# Problem requirements:
Scan the entries below and return each line that contains "name".

# Given information:

********

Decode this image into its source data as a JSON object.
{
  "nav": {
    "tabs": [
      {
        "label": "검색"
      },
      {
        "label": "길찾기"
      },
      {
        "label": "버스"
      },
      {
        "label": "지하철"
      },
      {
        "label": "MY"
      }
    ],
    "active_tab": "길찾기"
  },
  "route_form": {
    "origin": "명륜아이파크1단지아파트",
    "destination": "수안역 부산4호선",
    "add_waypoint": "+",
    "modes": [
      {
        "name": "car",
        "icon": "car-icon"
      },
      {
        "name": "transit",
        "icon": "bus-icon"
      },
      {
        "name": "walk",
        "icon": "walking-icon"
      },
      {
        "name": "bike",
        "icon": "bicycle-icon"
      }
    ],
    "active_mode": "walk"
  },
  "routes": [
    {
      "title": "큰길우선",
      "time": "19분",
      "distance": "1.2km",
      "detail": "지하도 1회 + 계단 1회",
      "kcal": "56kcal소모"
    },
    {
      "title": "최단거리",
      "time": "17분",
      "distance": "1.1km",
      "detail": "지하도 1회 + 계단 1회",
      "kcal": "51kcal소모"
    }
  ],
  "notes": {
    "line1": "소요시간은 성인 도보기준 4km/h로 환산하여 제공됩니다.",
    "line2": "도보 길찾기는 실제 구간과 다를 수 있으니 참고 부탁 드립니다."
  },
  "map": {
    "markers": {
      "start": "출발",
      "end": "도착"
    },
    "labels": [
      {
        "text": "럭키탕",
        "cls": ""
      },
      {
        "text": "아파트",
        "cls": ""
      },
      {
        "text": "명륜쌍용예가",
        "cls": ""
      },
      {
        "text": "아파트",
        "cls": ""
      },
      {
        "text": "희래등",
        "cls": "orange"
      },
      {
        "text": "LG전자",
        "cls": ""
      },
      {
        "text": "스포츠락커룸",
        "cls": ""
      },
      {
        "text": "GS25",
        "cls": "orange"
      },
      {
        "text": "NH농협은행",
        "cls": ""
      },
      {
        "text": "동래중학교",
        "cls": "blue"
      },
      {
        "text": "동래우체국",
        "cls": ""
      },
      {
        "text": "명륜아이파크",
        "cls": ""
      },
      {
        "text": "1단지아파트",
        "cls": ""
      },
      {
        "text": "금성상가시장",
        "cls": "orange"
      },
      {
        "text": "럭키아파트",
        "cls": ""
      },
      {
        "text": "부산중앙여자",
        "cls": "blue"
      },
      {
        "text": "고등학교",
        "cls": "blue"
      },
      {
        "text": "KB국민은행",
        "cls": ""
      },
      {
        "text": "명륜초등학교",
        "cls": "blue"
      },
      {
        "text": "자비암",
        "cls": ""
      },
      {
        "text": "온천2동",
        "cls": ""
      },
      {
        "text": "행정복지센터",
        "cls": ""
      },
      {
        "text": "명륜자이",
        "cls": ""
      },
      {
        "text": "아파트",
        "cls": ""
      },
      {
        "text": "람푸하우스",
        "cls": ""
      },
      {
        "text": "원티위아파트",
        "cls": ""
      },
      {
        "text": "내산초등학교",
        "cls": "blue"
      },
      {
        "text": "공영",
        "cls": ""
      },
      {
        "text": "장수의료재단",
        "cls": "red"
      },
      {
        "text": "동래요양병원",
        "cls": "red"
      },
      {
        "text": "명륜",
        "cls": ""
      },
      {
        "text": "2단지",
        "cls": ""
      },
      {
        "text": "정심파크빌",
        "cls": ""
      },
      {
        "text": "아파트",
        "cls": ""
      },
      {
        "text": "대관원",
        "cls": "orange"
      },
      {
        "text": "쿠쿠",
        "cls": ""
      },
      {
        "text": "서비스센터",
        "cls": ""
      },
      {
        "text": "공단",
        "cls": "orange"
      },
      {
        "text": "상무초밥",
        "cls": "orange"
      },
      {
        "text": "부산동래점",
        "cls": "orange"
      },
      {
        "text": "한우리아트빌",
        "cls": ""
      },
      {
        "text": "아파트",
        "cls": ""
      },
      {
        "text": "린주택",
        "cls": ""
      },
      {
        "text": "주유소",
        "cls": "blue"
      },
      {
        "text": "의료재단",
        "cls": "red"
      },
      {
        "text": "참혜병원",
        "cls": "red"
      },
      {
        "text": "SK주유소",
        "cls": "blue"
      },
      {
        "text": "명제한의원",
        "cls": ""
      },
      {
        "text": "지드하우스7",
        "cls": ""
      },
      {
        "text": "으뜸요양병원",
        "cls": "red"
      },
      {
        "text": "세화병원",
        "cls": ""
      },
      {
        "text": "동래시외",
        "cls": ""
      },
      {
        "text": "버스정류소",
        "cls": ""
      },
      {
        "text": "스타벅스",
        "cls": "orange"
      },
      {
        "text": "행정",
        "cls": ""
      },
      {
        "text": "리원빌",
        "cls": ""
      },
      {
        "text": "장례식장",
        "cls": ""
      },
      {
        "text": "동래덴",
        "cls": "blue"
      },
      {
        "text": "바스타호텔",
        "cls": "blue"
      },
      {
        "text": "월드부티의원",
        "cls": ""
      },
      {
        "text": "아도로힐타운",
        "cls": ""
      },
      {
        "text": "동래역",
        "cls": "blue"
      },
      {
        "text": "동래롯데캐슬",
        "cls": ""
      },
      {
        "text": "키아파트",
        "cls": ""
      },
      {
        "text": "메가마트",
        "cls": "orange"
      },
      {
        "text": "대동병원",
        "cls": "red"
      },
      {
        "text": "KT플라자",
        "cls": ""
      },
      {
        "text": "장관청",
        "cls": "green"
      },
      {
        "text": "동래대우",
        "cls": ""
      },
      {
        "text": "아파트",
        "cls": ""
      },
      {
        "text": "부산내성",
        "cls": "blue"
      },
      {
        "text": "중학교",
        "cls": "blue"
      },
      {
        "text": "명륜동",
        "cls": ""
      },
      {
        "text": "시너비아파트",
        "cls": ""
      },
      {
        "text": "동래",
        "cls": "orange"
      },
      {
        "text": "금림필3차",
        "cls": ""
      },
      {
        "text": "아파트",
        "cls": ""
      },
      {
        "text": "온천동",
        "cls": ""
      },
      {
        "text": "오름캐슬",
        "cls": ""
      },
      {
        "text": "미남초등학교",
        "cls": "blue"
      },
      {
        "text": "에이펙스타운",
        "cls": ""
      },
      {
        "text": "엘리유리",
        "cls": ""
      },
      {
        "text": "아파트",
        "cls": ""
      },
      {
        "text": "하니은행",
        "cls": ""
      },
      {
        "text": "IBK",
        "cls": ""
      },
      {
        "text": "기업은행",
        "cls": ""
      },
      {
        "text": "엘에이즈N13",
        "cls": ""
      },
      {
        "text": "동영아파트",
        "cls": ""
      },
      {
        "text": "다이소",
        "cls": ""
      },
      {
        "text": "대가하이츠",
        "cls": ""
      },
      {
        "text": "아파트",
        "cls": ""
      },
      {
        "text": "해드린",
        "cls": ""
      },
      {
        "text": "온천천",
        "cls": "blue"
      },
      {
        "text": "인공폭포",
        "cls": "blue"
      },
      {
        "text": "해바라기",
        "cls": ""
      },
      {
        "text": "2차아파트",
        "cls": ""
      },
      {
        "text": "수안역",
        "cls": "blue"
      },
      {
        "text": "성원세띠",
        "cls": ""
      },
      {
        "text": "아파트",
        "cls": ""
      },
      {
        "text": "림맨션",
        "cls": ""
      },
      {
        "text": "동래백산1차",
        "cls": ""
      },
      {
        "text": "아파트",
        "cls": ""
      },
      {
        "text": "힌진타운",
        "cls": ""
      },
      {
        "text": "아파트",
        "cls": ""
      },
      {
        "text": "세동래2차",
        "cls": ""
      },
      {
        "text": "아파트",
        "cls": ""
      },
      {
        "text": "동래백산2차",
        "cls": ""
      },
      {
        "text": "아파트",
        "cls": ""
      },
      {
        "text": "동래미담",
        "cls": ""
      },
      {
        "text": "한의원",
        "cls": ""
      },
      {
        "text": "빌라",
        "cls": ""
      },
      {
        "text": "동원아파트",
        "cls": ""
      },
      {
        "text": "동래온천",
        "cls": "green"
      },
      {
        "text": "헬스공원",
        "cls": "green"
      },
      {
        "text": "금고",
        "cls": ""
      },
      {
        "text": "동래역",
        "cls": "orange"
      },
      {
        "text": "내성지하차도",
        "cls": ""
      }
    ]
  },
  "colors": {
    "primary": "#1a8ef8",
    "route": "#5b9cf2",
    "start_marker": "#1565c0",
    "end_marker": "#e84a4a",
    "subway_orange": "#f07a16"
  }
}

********

# Output below:
        "name": "car",
        "name": "transit",
        "name": "walk",
        "name": "bike",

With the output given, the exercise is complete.